There was just one major issue: upon waking Sunday morning I discovered there was no hot water—meaning no shower. I called the front desk and was first informed a service man would be sent up. 30 minutes went by, nothing. A second call revealed that in fact the problem was throughout the hotel and the person on the phone blamed the issue on “the city”.
I was travelling with my 14-year old daughter and, as those of you with teenage daughters can imagine, this became a big issue. We waited for over an hour to see if hot water might again begin to flow, but ended up venturing out shower-less. The problem did appear to be fixed once we returned a few hours later, but by then it was time to check-out.
The day after my visit, I received a survey in my e-mail inbox from The Muse asking me about my stay. It was one of those automated, check-the-box questionnaires which I dutifully completed. I gave them high marks overall, but in my comments mentioned the hot water glitch. I expected my response would disappear into a cyber-file somewhere to be reviewed at a later date. But that’s not what happened.
Within 2-3 hours of completing the survey, Sarah Rosenberg, the Guest Service Manager at The Muse, reached out to me via e-mail. She apologized for the inconvenience. And after I gave her a few more details, she responded by giving me a credit toward my room rate plus a special rate on my next visit.
So what could have been a fair-to-middling customer experience, was turned into a positive one—all because someone was paying attention to those automated customer surveys. And for me, it’s the difference between maybe staying at The Muse during my next NYC visit, and definitely staying there.

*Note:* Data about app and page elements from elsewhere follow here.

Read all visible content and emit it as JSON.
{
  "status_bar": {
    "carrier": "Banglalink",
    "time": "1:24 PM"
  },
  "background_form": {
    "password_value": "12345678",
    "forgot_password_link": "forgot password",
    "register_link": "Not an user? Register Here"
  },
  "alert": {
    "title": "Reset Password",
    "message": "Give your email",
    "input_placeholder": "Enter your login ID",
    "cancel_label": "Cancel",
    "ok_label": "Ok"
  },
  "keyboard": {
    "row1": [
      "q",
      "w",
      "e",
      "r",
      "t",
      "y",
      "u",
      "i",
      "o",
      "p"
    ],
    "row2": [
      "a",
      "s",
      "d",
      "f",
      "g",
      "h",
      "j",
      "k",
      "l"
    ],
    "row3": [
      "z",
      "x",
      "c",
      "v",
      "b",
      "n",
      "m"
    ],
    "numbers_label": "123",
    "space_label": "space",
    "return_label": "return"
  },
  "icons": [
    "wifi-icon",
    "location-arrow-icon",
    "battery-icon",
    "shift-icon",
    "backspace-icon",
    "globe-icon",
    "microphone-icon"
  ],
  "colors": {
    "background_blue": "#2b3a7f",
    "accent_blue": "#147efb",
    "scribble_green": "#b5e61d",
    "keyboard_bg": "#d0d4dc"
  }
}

How about you—have you had any great customer experiences, lately?